My life as a startup mentor has three constants: midnight anxiety, coffee and lean canvases. I deal with the first two with a combination of meditation and hard liquor, depending on how much time I have on my hands. Lean canvases, on the other hand, have become both a necessary evil and my favourite thing in the world. If you’re doing it right, running a lean canvas session is equal parts endless joy and cautious panic.
So you’ve decided to go out on your own. You may be a marketing / IT / Events / PR / Human Resources consultant. You’ve just landed your first client – check! It’s a big client too – even better. This means that most of your company income will come from the one customer. Makes no difference for tax, right? Wrong.
For quite a while, I was almost certain that I not only understood what innovation meant, but also what its impact was.
I never quite knew how to define it, but was sure innovation meant something that was new and amazing, and that it had the capability to deliver an impact in a big way.
The Australian Law Reform Commission (ALRC) has recently released a report called Serious Invasions of Privacy in the Digital Era, setting out recommendations to strengthen people’s privacy in the digital environment, including to give victims of serious invasions of digital privacy the right to sue.
Growing up in the UK in the late 70s and 80s when Margaret Thatcher was Prime Minister and leading the country, I thought it was quite normal for a woman to be in a leadership role. By the time I was 8 years old, my tech career was already being mapped out for me – I just had no idea at the time.
There are many myths and misconceptions regarding intellectual property law that seem to be fuelled by well-meaning amateurs – the backyard patent attorneys as we have called them. Relying on these myths and misconceptions can spell disaster for any business, but particularly for a new startup with limited capacity to pay for such mistakes.

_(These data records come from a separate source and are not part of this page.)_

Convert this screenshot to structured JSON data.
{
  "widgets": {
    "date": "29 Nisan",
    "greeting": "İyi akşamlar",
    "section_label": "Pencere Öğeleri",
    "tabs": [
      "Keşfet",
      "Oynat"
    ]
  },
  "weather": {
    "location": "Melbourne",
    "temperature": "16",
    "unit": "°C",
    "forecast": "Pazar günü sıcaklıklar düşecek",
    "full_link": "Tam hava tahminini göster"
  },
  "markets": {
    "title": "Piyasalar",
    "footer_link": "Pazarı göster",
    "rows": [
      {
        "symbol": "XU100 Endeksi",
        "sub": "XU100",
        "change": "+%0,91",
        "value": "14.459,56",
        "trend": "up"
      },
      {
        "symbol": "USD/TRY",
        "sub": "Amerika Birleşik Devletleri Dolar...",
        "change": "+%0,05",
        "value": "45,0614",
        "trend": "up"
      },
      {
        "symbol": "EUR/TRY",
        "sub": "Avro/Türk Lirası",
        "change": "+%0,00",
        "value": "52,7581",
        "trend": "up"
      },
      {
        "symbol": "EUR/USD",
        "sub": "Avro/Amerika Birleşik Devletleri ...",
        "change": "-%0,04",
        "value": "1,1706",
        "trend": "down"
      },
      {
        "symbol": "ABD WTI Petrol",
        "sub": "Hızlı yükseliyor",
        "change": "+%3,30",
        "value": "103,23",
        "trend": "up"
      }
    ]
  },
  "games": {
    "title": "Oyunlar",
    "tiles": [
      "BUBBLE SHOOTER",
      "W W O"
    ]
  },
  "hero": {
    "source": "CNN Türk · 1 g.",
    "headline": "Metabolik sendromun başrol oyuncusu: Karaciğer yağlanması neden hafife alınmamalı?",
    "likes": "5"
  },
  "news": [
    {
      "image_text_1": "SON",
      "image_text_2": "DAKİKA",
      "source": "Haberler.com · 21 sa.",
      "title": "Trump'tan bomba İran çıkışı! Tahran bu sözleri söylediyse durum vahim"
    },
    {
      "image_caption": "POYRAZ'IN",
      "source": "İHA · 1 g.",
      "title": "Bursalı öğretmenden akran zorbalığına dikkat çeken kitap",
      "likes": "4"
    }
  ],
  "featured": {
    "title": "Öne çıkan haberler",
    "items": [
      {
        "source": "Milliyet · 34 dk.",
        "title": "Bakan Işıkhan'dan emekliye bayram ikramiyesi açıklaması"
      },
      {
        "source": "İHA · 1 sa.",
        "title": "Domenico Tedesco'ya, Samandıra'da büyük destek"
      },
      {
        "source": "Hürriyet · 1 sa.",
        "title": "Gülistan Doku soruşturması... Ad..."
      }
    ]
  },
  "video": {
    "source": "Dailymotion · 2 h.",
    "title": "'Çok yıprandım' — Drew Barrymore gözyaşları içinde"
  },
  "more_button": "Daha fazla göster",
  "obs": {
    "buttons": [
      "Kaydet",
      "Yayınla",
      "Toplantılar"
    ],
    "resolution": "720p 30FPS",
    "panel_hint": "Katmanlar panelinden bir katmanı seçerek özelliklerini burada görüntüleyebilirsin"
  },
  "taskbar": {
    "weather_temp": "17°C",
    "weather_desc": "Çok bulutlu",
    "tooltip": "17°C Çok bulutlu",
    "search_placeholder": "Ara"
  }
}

The ATO, after much anticipation, has provided guidance on the tax treatment of bitcoin and other crypto-currencies.
Instead of categorising Bitcoin as an Australian or foreign currency, the ATO has classified bitcoin and similar crypto-currencies as barter transactions, bearing similar tax implications.
There is one Aussie startup that has been creating change on a global scale for more than a decade and its got the numbers to back it up – 17 million database, 246,000 fans on Facebook and 1 million uniques a month.